THE ANGLICAN BOOK OF COMMON PRAYER:
ITS VIRTUES & VICES
THE ALTERNATIVE WESTMINSTER DIRECTORY OF PUBLIC
WORSHIP (1645) CONSIDERED
Being the substance of a paper first presented to the
1989 Westminster Conference in London
by Dr Alan C. Clifford
Calvin and Cranmer: The Character and Priorities of Worship
Such was the situation inherited by the Protestant Reformers. In their concern to restore preaching to its apostolic and spiritual importance, the Reformers cleansed worship of all superstitious and idolatrous overtones. Nowhere was this policy carried out more consistently and thoroughly than in Geneva; and Calvin's concern for purity of worship in England is especially seen in his lengthy letter to the Duke of Somerset.16 The great priority was the restoration of preaching: 'And the utmost care should be taken, that so far as possible you should have good trumpets, which shall sound into the very depths of the heart.' This letter was written in October 1548, a year before Cranmer's first Prayer Book appeared.
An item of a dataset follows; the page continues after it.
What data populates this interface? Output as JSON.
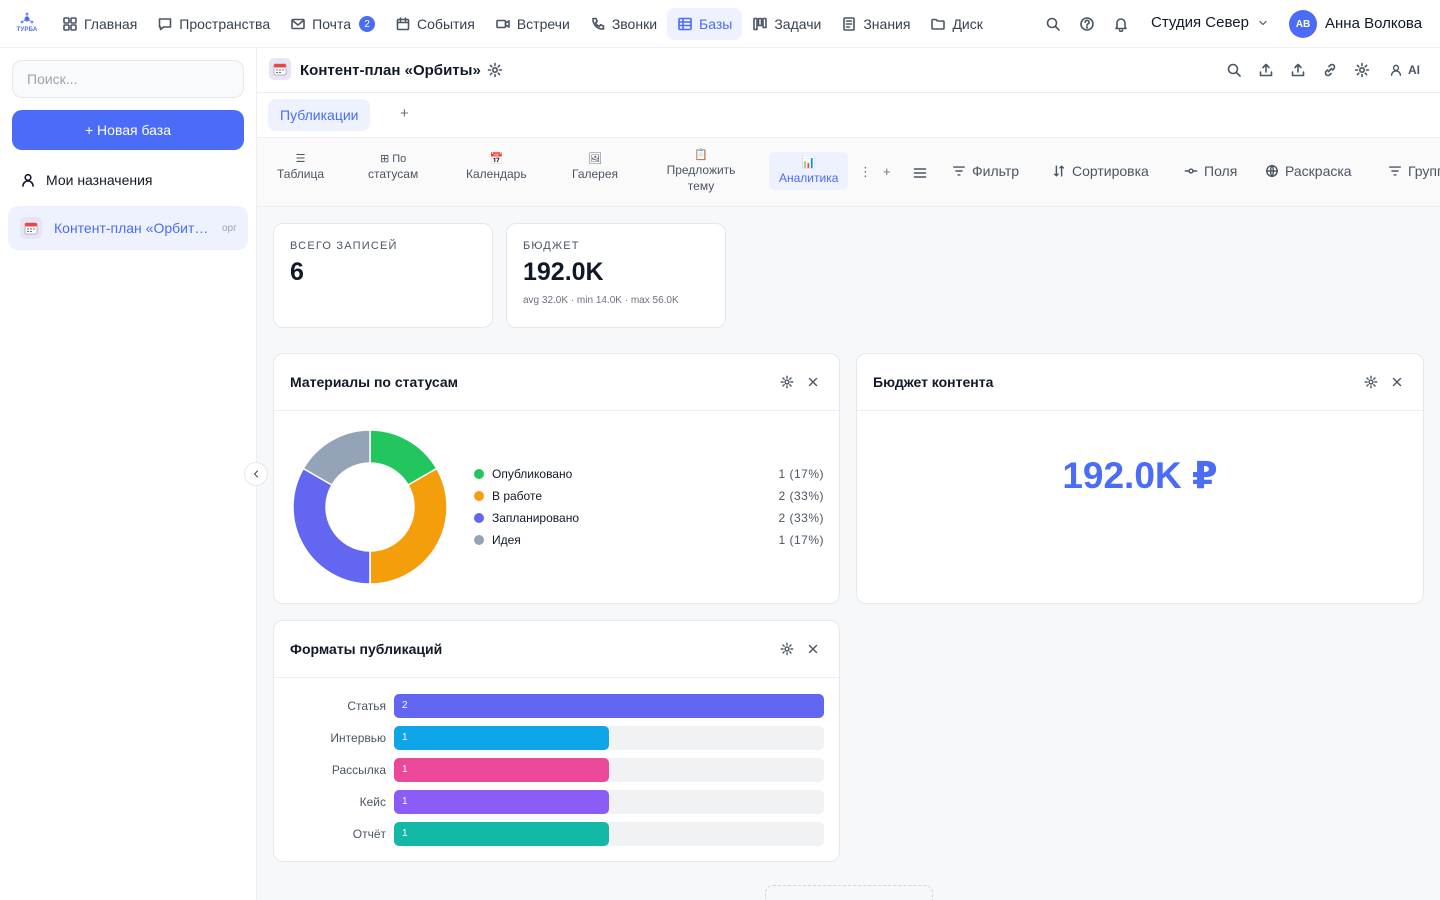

We should note that Calvin recognized the need for 'a certain written form' for a catechism, the administration of the sacraments and the public prayers, 'for the sake of supplementing the ignorance and deficiencies of some, as the better to manifest the conformity and agreement between all the churches' and 'to take away all ground of pretense for bringing in any eccentricity or newfangled doctrine'. All this is consistent with Calvin's liturgical provisions in his Les Forme des Prières published in Geneva in 1542.17
While Cranmer's 1549 Prayer Book was a decided disappointment to many, the 1552 book was a more faithful expression of Reformed worship. Indeed, it represents the high water mark of Reformed Anglicanism or the low water mark if one is an Anglo-Catholic! Even the 1662 Prayer Book has more affinities with the Elizabethan book of 1559 which, in fact, reverted to the 1549 in certain important details. The 1559 reintroduced the 1549's doubtful and ambiguous wording in the delivery of the sacraments to the communicants,18 and it removed the famous 'black rubric', a typically Cranmerian compromise between John Knox's belief that communicants should sit at the Lord's Supper and any idolatrous overtones in the kneeling of communicants.'19 Also, the 1559 deleted the 1552 Litany's reference to 'they tyranny of the Bishop of Rome and all his detestable enormities'.20 Cranmer would have regarded these changes as retrogressive and ominous, a point which history arguably confirms. For those tempted to think that such details are of minor importance, the history of theology confirms too frequently the theory that oaks of falsehood grow from acorns of error.
While Calvin expressed his doubts about the residual Romanism of the Anglican liturgy21 and the slow pace of the English Reformation22 we should recognize the incipient Puritanism of the 1552 Book of Common Prayer. Did not Cranmer establish a puritan precedent by using the word 'minister' more frequently than 'priest' in the 1552 Order for Morning Prayer, and introducing it into the Communion service?23 In fact, Puritan editions of the Prayer Book, appearing from 1578 onwards, applied these measures more consistently.24 And had not Cranmer recognized as early as 1540 that the New Testament assumes an identity between bishops and presbyters, and that the people, rather than princes, elected overseers in the church?25 The logic of these observations leads inexorably to Puritanism. Thus there seems to be some evidence that, for all his caution, Cranmer was moving in this direction. His understanding was never static and, had both he and England's Josiah, King Edward VI, lived, the English Reformation would have gone beyond the 'half-way house' Elizabethan settlement. One wonders what might have happened if Cranmer's projected Reformed ecumenical synod had taken place with John Calvin in attendance at Lambeth!26 Furthermore, what might Cranmer's close friendship with the proto-Puritan John Hooper have produced had both men survived the Marian persecutions?27 Speculations apart, the evidence cited above suggests that if the 1552 Prayer Book does not lead directly to the Westminster Directory of Public Worship, its author would arguably have been more at home with the abortive 1689 Prayer Book proposals28 than the anti-puritan 1662 Prayer Book.29 He would doubtless have shared the view that when John Calvin's achievement was celebrated at the Church of the Holy Trinity, Geneva, on Reformation Sunday, 1986, it was altogether inappropriate to use the 1662 Prayer Book.